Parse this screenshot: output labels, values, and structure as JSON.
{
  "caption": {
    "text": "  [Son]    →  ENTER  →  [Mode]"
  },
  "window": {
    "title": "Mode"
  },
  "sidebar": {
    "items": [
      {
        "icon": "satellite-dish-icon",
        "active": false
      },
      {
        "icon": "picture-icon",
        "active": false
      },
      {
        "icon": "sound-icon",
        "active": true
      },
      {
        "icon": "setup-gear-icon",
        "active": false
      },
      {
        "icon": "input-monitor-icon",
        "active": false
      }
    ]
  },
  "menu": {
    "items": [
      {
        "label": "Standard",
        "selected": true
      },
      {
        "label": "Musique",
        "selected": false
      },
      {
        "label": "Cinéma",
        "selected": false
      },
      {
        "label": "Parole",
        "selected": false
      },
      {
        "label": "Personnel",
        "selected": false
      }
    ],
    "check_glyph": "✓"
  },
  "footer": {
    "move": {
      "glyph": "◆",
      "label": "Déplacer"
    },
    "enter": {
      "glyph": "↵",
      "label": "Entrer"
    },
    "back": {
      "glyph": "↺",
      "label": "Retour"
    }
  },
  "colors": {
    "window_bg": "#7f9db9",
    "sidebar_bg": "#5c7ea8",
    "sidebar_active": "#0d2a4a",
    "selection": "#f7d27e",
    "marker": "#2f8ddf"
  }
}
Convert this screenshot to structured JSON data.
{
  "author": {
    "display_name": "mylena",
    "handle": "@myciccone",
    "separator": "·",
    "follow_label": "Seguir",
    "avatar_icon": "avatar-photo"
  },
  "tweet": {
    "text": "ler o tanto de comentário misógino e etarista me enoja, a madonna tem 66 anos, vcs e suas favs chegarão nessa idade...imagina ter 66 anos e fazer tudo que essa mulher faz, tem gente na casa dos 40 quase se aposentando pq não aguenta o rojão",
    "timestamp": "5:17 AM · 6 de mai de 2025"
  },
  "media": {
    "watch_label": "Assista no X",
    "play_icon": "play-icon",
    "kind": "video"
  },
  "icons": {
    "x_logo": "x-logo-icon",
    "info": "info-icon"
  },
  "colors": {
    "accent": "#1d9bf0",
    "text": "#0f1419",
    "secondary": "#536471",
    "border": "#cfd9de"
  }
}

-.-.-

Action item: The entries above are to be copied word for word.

Solution for this problem:
Parse this screenshot: output labels, values, and structure as JSON.
{
  "caption": {
    "text": "  [Son]    →  ENTER  →  [Mode]"
  },
  "window": {
    "title": "Mode"
  },
  "sidebar": {
    "items": [
      {
        "icon": "satellite-dish-icon",
        "active": false
      },
      {
        "icon": "picture-icon",
        "active": false
      },
      {
        "icon": "sound-icon",
        "active": true
      },
      {
        "icon": "setup-gear-icon",
        "active": false
      },
      {
        "icon": "input-monitor-icon",
        "active": false
      }
    ]
  },
  "menu": {
    "items": [
      {
        "label": "Standard",
        "selected": true
      },
      {
        "label": "Musique",
        "selected": false
      },
      {
        "label": "Cinéma",
        "selected": false
      },
      {
        "label": "Parole",
        "selected": false
      },
      {
        "label": "Personnel",
        "selected": false
      }
    ],
    "check_glyph": "✓"
  },
  "footer": {
    "move": {
      "glyph": "◆",
      "label": "Déplacer"
    },
    "enter": {
      "glyph": "↵",
      "label": "Entrer"
    },
    "back": {
      "glyph": "↺",
      "label": "Retour"
    }
  },
  "colors": {
    "window_bg": "#7f9db9",
    "sidebar_bg": "#5c7ea8",
    "sidebar_active": "#0d2a4a",
    "selection": "#f7d27e",
    "marker": "#2f8ddf"
  }
}
Convert this screenshot to structured JSON data.
{
  "author": {
    "display_name": "mylena",
    "handle": "@myciccone",
    "separator": "·",
    "follow_label": "Seguir",
    "avatar_icon": "avatar-photo"
  },
  "tweet": {
    "text": "ler o tanto de comentário misógino e etarista me enoja, a madonna tem 66 anos, vcs e suas favs chegarão nessa idade...imagina ter 66 anos e fazer tudo que essa mulher faz, tem gente na casa dos 40 quase se aposentando pq não aguenta o rojão",
    "timestamp": "5:17 AM · 6 de mai de 2025"
  },
  "media": {
    "watch_label": "Assista no X",
    "play_icon": "play-icon",
    "kind": "video"
  },
  "icons": {
    "x_logo": "x-logo-icon",
    "info": "info-icon"
  },
  "colors": {
    "accent": "#1d9bf0",
    "text": "#0f1419",
    "secondary": "#536471",
    "border": "#cfd9de"
  }
}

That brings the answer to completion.